Like our music, good food is found everywhere in Louisiana. Ask any visitor—or resident for that matter—what they like the best about this state, and they will say those two things. But while it’s our reputation for tasty cuisine and musical genius that gets travelers here, it’s visitors’ experiences that keep them coming back for more.
Our food and its peculiar names are a main point of curiosity for outsiders:
•Gumbo (GUM-bo) is a hearty stew thickened with a browned roux (ROO), flour and oil mix, okra and filé (FEE-lay), ground sassafras leaves.
•Jambalaya (jum-buh-LIE-uh) is a seasoned rice dish made with meat or seafood and is similar to Spanish paella.
•Étouffée (eh-too-FAY), which literally means smothered, is meat with butter sauce and chopped vegetables.
•Andouille (AHN-do-ee) is a spicy sausage.
•Boudin (BOO-dan) is a spicy rice and meat sausage.
•Maque choux (MOCK-shoo) is a side dish with corn as the main ingredient.
Read that list again out loud and you’ll see why ordering your meal is as much fun as actually eating it.
The two most popular types of cuisine in Louisiana are Creole and Cajun, and telling them apart is difficult for locals and tourists alike because you can often find both variations of the same dish—there is Creole gumbo and Cajun gumbo, and Creole jambalaya and Cajun jambalaya. Creole is a fusion of European, African and Caribbean cooking techniques using Louisiana ingredients that rose to prevalence in New Orleans in the early 1800s. Cajun is the cuisine of 18th Century French-Acadian exiles who settled in the swamps and prairies of southwest Louisiana. One insider tip to help you tell the difference is that tomatoes are fairly common in Creole and somewhat rare in Cajun.
A common denominator in our cuisine is often Louisiana seafood. The state has 400 miles—actually thousands of miles if you count bays and inlets—of coastline along the Gulf of Mexico, making it one of North America’s most productive shrimp, oyster and crab fisheries. Meanwhile, inland marshes and swamps contribute catfish (a white freshwater fish typically served in fried filet strips), crawfish (akin to miniature freshwater lobsters served in dishes or boiled whole) and exotic reptile meats such as alligator (usually fried) and turtle (served in soup).

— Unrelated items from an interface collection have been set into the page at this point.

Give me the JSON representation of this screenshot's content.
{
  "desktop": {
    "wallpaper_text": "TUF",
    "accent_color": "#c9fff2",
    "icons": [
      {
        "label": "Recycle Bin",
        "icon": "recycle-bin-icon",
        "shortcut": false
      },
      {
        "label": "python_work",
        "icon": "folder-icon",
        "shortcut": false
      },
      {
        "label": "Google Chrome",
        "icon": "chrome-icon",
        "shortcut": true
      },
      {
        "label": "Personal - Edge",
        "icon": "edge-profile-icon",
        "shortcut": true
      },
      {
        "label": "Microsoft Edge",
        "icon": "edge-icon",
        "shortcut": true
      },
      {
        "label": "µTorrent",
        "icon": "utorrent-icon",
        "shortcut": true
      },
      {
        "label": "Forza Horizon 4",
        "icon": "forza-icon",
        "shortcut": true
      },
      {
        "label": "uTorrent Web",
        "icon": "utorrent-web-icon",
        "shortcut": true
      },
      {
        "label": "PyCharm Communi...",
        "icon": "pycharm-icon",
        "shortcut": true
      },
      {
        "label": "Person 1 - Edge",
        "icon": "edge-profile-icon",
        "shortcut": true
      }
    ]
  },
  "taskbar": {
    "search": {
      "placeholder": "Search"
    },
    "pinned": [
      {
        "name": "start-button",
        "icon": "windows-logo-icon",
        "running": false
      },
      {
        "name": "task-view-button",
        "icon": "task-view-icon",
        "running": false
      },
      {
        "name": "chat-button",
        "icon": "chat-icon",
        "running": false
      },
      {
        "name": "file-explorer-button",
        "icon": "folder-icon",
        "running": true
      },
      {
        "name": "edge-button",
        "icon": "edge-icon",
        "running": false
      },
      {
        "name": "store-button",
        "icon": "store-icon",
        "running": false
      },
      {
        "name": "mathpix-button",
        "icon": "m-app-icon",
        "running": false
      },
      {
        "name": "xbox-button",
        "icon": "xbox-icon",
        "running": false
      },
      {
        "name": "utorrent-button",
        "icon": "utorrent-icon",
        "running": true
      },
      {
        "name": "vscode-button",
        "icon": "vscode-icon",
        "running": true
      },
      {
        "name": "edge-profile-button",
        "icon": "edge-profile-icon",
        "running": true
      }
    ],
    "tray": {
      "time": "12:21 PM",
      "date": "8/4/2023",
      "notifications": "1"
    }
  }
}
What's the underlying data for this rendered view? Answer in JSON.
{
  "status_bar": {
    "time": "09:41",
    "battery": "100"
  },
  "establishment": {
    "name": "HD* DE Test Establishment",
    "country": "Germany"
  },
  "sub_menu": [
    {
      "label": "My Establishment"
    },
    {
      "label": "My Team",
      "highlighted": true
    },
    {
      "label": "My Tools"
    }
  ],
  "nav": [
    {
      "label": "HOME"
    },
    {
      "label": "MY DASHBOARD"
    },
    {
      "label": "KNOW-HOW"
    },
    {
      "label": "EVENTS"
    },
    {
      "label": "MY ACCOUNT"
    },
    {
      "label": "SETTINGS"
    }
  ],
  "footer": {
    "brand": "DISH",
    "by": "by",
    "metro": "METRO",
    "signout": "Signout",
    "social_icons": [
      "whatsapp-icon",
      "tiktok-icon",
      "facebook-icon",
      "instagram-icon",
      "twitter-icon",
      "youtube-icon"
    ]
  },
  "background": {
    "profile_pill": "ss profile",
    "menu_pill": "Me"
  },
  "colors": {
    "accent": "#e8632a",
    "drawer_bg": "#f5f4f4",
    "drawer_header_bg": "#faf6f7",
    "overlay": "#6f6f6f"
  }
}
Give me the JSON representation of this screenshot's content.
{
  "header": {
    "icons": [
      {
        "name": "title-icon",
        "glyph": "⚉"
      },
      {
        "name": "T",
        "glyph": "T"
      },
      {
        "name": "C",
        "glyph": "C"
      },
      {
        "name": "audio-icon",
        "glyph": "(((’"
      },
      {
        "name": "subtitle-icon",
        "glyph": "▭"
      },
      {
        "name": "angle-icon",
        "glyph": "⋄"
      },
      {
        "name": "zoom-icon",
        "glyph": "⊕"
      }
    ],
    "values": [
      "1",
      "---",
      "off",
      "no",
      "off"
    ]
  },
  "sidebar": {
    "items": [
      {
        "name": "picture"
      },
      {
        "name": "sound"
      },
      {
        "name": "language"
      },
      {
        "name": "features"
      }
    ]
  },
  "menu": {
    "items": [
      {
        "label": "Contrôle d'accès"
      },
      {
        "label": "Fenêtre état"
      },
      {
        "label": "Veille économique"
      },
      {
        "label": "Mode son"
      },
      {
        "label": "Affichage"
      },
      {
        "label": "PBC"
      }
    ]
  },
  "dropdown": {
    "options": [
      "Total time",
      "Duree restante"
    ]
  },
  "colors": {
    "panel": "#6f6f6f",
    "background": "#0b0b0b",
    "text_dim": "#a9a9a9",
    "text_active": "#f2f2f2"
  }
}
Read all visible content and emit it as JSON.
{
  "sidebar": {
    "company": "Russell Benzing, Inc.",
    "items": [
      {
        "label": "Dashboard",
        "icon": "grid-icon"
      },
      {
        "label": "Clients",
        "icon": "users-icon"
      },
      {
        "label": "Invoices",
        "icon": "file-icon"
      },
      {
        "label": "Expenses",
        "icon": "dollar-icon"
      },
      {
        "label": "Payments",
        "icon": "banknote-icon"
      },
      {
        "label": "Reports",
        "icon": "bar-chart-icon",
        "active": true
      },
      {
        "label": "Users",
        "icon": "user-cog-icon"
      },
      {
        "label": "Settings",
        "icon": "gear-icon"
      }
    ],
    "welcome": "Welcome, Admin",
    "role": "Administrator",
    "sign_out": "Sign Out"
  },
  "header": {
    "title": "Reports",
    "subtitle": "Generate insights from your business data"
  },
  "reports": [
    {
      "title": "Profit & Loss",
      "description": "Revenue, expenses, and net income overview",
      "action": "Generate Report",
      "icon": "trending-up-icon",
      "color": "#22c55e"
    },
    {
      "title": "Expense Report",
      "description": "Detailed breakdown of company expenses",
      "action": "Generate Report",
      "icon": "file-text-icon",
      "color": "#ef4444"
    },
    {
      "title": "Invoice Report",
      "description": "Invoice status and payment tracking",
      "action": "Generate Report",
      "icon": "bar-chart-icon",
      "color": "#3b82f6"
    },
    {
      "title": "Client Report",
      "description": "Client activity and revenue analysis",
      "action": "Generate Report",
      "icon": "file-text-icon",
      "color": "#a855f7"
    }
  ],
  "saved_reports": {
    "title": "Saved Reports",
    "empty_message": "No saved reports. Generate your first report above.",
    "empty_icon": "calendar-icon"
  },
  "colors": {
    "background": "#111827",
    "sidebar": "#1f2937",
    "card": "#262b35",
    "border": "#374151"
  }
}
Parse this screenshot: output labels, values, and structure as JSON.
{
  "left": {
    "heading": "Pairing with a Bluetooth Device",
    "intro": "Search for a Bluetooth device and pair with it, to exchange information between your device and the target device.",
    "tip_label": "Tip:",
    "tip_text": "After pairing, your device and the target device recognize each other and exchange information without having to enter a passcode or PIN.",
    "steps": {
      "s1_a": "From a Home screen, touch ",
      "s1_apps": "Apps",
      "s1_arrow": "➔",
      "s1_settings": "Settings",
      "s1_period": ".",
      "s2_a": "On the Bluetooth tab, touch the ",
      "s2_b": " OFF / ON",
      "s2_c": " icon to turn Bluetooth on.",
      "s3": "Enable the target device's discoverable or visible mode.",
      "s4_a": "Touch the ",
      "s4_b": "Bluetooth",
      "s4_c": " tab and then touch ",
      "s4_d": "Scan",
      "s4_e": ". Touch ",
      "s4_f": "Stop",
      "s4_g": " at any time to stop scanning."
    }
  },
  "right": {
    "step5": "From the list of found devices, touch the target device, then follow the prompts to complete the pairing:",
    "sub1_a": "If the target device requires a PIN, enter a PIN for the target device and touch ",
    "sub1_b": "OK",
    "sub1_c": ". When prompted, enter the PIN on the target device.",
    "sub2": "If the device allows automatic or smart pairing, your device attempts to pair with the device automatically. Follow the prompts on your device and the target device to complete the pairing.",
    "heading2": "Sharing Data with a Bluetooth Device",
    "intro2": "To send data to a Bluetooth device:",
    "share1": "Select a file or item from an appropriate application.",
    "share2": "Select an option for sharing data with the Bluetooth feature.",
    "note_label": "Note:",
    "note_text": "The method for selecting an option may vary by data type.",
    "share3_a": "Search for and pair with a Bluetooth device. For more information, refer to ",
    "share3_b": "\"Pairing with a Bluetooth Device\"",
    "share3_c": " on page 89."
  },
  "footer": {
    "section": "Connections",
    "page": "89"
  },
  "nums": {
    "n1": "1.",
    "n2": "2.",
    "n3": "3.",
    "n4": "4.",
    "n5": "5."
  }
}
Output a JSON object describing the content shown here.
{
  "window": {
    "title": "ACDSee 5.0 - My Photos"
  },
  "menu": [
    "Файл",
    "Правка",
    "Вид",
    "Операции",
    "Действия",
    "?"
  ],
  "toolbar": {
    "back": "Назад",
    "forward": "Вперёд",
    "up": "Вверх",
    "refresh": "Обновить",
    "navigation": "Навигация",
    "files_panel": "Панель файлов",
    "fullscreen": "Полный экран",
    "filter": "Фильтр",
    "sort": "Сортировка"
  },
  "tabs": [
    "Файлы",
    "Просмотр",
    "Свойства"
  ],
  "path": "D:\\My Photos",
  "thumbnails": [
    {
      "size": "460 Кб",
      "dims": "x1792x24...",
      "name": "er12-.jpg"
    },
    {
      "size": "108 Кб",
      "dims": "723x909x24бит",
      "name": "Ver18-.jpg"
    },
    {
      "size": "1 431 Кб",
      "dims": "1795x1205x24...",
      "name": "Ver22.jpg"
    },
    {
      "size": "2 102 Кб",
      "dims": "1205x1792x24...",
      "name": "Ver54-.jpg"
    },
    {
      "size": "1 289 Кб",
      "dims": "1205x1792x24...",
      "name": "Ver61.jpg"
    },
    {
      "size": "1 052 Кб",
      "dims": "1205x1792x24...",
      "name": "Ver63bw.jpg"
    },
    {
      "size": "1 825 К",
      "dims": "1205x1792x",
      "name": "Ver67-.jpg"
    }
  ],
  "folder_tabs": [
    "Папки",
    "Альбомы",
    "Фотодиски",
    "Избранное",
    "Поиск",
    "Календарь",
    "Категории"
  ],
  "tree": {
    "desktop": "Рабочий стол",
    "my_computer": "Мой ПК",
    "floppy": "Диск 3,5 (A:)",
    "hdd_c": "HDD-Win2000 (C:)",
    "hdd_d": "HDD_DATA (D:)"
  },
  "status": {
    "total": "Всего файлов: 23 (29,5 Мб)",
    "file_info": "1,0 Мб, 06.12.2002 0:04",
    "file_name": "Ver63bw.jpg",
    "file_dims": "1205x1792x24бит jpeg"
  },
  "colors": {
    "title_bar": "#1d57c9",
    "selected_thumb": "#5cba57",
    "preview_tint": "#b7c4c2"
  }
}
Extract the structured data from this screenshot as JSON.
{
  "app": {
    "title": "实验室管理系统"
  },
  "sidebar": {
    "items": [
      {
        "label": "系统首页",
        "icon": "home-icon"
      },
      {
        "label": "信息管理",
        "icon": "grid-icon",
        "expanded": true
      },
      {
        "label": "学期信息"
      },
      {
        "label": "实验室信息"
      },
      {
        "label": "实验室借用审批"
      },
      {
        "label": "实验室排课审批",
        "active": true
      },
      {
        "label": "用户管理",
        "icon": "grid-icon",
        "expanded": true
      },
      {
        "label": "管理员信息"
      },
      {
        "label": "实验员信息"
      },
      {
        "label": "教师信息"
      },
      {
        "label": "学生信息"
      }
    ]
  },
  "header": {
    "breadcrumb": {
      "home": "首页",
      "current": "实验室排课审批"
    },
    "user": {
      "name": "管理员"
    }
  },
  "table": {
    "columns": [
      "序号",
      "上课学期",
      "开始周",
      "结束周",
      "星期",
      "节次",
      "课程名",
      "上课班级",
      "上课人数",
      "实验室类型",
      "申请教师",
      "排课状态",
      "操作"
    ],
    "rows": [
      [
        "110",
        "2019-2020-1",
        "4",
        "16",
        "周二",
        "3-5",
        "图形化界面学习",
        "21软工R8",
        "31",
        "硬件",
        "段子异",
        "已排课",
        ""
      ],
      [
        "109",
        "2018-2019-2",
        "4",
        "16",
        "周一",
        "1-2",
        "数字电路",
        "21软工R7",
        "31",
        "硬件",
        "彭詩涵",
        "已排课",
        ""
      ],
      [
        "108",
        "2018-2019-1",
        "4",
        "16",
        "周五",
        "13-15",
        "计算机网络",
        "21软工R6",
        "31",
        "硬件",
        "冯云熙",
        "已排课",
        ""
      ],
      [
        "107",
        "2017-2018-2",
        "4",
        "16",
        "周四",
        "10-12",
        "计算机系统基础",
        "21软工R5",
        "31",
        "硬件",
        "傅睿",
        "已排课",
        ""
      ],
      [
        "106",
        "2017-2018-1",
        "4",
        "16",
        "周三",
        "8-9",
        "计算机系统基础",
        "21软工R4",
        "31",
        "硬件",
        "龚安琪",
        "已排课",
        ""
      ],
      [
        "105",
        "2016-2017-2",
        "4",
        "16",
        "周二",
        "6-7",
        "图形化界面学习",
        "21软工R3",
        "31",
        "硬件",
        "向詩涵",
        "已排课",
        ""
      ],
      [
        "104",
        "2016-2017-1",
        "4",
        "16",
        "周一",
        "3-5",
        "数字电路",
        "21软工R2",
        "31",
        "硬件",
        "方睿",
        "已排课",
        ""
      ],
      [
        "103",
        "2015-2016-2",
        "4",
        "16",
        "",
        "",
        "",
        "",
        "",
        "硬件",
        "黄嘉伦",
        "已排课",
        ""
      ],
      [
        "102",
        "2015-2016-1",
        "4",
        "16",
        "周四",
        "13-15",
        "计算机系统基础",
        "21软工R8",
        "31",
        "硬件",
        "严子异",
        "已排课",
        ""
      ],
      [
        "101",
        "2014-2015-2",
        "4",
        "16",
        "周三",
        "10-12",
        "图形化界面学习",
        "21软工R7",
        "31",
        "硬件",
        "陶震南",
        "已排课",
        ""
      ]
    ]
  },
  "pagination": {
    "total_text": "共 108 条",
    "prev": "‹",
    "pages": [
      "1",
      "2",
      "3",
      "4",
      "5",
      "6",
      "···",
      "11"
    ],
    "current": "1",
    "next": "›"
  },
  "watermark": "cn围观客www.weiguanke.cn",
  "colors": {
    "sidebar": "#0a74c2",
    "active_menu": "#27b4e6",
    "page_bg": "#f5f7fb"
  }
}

Since listing notable Louisiana restaurants and food stops will consume more bandwidth than our webmaster allows, here’s a great way to eat your way across our state. Louisiana Culinary Trails, includes eight road trips focusing on food in different regions of the state. Your best bets for Creole cuisine are the Creole Crescent trail in New Orleans and the Northshore Sampler trail north of Lake Pontchartrain. For Cajun cuisine, try the Bayou Bounty, Prairie Home Cooking and Seafood Sensation routes through the southern part of the state. Capital Cravings, the trail in and around Baton Rouge, is where Creole and Cajun meet and mix together—wonderfully, I might add. Delta Delights and Red River Riches in north Louisiana delve into Cajun and Creole while incorporating traditional Southern cooking with regional delicacies, such as Natchitoches meat pies.
A ride along the culinary trails will ensure that you do not leave Louisiana hungry. As for staying lean like me, don’t think about it and enjoy the best food in the world.
Author: Jeff Richard